Professor of German




Peter Moritz Schäffer died in a Sacramento hospital on June 28, 2003. He was born in Breslau (then in Germany, now in Poland) and came to the United States as a boy. He studied music, theology and literature in New York, Ottawa and at Princeton University, where he received a Ph.D. in German literature in 1970.

He taught at Princeton from 1970 to 1974, then at UC Berkeley from 1974 to 1976 before joining the UC Davis Department of German in 1976.

He was, in the deepest sense of the term, a Renaissance Man. He had mastered a large number of disciplines – linguistic, literary, historical, artistic and musical. The Renaissance Age was also that time in history in which he probably felt most at home. He remarked once to a colleague that his birth may have been a mistake, for he had been born four hundred years too late.

To those who knew him at Davis, he came as close to being a pure teacher as any university is likely to find. As a mark of his dedication to teaching, he placed a large sign outside his office door which proclaimed to the world “Students First.” That door was always kept propped open, so that even the most timorous student would not fail to recognize the friendly access being offered. Entering the office always became an educational experience, for once inside, students and colleagues alike found themselves transported to an enchanting world of yesteryear. The walls and glass cases were stuffed with a bewildering number of old leather-bound books written in Latin, English, French, German and Italian.

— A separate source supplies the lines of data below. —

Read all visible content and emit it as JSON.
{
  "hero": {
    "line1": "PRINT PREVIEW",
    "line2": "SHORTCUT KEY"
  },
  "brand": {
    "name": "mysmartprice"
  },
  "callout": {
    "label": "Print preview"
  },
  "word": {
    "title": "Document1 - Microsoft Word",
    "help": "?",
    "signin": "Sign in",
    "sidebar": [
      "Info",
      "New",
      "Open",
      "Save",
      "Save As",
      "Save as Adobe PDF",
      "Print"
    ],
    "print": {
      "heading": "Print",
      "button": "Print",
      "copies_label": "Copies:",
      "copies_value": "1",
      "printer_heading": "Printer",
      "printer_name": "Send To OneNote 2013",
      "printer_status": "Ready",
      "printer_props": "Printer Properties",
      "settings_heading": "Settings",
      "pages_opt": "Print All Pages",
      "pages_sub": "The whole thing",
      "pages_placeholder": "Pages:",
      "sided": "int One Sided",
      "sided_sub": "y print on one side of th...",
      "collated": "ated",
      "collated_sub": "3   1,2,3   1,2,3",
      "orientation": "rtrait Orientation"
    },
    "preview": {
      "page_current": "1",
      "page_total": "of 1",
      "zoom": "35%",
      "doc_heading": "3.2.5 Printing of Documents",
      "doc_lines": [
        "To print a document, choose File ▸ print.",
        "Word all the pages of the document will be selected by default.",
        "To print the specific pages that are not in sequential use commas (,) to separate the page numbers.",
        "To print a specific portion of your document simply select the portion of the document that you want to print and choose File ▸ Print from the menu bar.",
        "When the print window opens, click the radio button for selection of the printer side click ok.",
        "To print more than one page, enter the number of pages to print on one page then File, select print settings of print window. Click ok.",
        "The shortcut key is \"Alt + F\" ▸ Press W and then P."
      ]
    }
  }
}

No one could help but breathe the feeling of history and learning that emanated from this professorial study. Indeed, the visitor to this office almost felt that he or she were in that venerable tower of learning in which the title hero of Goethe’s Faust had spent so many years of his academic life. It could surprise no one that Peter took a particular delight in teaching a class on that drama by Goethe.

Peter’s dedication to his students received special recognition when he was presented with UCD’s Outstanding Adviser Award in 1989 and Outstanding Mentor Award in 1996.

In creative research Peter will be remembered, first and foremost, for his commitment to the study of the Alsatian humanists of the sixteenth century. These were German authors who wrote in Latin, and Peter’s knowledge of their works was truly remarkable. This came about, not least of all, because of his enviable proficiency in Latin. He had learned the ancient languages at a very early age from his father, who had been a teacher of Latin and Greek at a German Gymnasium.

In the last ten years of his life, to his considerable delight, he found himself teaching the Classics in addition to his courses in the German language and literature. He taught courses on Virgil, Cicero, Beginning Greek and New Testament Greek. Particularly popular were the courses he designed to help students expand their vocabulary by analyzing the Greek and Latin roots of the more difficult words of the English language.

He took an equal delight in also teaching, on an overload basis, courses in music as well as in medieval and religious studies.

No statement about Peter’s life and work would be complete without a reference to his abiding interest in music. He was an accomplished pianist who gave recitals on the UCD campus and on the campuses of Georgetown and Princeton Universities and the University of Ottawa. He also performed in a Mozart Festival at the National Gallery of Art and at the Phillips Collection, Washington D.C. Frequently, he entertained his students, colleagues and friends with concerts in his Davis home.

He is survived by his wife Maria Kallai and sisters Susanne Manovill and Irene Stockton.


Clifford A. Bernd

Lincoln Hurst

David Traill